"There is a pressing need for a rigorous investigation of how meditation affects brain function." Professor Jim Lagopoulos, Sydney University, studied electrical brain waves in Acem meditators. There was an abundance of theta waves in the frontal and middle parts of the brain, different from ordinary relaxation.
People who meditate become more adept at handling disturbing thoughts, according to a recent overview article on neurobiological research. More activity in the brain’s left hemisphere is linked to a more positive self-image.
Meditation affects an area of the brain that influences our ability to make decisions, regulate emotions, and to understand and control our attention, reactions and impulses. Meditation even seems to strengthen the cerebral cortex in areas involved in emotional control.
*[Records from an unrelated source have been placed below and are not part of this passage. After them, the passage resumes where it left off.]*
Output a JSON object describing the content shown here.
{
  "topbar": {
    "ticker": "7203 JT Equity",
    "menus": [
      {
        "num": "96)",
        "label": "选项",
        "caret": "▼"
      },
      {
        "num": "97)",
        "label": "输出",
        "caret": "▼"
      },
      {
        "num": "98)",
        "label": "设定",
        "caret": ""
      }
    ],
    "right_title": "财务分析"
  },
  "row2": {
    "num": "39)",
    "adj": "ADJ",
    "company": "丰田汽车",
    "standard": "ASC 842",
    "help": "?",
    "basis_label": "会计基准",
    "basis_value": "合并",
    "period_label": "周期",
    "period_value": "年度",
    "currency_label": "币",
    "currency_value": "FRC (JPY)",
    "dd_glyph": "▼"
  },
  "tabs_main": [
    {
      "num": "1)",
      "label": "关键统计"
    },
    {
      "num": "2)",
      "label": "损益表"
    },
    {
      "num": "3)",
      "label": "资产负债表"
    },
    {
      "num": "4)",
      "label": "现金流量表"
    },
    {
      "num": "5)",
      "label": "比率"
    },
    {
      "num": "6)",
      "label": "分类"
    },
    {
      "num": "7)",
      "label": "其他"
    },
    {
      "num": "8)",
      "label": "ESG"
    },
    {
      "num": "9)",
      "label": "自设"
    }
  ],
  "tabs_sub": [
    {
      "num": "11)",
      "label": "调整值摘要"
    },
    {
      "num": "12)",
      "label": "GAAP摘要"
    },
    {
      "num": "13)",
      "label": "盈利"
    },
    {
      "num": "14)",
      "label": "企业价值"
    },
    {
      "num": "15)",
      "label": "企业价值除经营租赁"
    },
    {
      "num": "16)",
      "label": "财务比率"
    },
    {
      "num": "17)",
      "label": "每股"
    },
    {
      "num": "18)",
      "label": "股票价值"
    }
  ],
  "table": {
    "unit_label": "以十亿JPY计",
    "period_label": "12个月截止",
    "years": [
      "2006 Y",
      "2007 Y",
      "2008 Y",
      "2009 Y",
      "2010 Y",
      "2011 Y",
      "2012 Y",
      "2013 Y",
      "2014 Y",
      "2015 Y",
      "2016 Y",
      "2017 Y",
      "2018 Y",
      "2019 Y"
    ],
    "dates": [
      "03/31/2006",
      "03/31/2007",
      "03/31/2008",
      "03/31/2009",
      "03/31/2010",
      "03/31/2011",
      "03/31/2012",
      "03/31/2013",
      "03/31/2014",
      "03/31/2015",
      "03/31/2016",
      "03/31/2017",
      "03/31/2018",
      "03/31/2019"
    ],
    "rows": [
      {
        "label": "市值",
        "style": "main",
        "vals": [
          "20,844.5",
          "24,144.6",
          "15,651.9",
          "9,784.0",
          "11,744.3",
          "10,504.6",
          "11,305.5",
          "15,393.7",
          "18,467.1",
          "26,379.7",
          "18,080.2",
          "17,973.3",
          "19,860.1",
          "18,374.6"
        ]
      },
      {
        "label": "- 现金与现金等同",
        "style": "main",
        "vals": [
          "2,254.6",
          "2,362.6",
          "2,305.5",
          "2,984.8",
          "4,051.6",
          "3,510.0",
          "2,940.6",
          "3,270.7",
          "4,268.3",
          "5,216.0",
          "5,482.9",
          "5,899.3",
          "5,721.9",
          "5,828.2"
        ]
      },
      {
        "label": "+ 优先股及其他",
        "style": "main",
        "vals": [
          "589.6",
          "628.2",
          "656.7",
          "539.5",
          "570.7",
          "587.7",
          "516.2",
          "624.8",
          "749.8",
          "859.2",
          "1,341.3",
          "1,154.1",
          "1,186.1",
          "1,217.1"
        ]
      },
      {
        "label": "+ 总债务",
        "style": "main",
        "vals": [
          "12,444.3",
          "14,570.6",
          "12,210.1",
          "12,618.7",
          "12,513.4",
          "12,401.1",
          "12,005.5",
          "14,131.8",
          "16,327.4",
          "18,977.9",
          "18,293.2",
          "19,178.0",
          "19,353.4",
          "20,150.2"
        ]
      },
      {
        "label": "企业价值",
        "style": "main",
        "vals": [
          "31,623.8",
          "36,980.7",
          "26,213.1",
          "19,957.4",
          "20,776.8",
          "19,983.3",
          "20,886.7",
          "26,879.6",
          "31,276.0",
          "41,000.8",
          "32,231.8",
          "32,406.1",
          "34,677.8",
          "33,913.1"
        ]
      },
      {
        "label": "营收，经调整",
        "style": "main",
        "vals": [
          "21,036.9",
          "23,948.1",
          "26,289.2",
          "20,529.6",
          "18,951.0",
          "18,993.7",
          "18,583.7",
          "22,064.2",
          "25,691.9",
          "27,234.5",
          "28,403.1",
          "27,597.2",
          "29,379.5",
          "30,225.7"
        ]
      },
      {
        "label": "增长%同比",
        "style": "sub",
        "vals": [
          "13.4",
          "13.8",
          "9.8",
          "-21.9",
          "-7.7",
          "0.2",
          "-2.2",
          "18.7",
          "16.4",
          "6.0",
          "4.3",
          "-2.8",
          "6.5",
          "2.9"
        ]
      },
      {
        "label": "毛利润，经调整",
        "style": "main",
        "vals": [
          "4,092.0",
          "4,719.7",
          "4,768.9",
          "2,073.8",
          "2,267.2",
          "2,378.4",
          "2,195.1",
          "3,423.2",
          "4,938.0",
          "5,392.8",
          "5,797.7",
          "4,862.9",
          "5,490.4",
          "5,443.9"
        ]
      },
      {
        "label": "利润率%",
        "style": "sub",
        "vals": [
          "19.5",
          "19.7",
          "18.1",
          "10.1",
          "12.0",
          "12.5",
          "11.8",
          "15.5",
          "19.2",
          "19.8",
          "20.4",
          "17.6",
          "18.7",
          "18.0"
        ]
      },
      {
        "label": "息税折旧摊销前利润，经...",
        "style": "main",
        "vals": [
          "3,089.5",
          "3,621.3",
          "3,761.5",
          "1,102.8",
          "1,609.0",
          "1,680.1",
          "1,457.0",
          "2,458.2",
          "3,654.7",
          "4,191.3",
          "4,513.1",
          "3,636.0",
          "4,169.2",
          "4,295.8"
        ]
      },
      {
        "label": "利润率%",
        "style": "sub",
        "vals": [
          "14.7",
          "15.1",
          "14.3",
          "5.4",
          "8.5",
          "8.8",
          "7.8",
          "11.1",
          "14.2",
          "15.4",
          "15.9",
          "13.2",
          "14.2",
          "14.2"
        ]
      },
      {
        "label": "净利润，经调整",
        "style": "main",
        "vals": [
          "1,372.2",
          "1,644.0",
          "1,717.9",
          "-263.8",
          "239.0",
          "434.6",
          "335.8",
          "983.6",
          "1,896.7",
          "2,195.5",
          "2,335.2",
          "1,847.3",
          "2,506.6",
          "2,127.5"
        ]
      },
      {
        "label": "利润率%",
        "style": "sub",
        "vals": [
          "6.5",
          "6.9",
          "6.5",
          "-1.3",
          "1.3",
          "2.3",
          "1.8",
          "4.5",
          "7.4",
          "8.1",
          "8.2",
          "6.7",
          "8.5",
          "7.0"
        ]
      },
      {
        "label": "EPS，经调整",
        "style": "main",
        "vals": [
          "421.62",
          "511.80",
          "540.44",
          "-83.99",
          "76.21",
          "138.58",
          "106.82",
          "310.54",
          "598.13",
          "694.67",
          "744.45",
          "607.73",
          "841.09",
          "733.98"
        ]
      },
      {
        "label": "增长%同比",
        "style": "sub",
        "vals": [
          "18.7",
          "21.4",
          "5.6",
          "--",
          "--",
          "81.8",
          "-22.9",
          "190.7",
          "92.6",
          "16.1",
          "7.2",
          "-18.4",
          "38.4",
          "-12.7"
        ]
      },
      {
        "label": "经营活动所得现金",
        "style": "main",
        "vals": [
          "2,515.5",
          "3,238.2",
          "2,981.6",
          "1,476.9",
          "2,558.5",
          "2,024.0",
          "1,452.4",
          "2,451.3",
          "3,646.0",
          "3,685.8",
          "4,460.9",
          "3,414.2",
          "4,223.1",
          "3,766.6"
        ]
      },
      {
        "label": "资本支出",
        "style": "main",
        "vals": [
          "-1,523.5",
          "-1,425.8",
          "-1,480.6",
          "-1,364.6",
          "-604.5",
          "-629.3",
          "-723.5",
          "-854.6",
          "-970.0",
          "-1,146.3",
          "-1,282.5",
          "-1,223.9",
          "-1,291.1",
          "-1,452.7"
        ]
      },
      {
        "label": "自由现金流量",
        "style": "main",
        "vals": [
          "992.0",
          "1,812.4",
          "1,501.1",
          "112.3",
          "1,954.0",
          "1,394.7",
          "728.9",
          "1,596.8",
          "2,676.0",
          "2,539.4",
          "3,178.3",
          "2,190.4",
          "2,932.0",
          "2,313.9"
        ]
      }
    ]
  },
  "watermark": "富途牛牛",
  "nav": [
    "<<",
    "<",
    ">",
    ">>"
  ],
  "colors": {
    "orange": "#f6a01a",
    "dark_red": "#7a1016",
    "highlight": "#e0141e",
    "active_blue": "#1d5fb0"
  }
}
And it is not all about alpha waves; theta waves play an equally important part, writes Dr. Svend Davanger.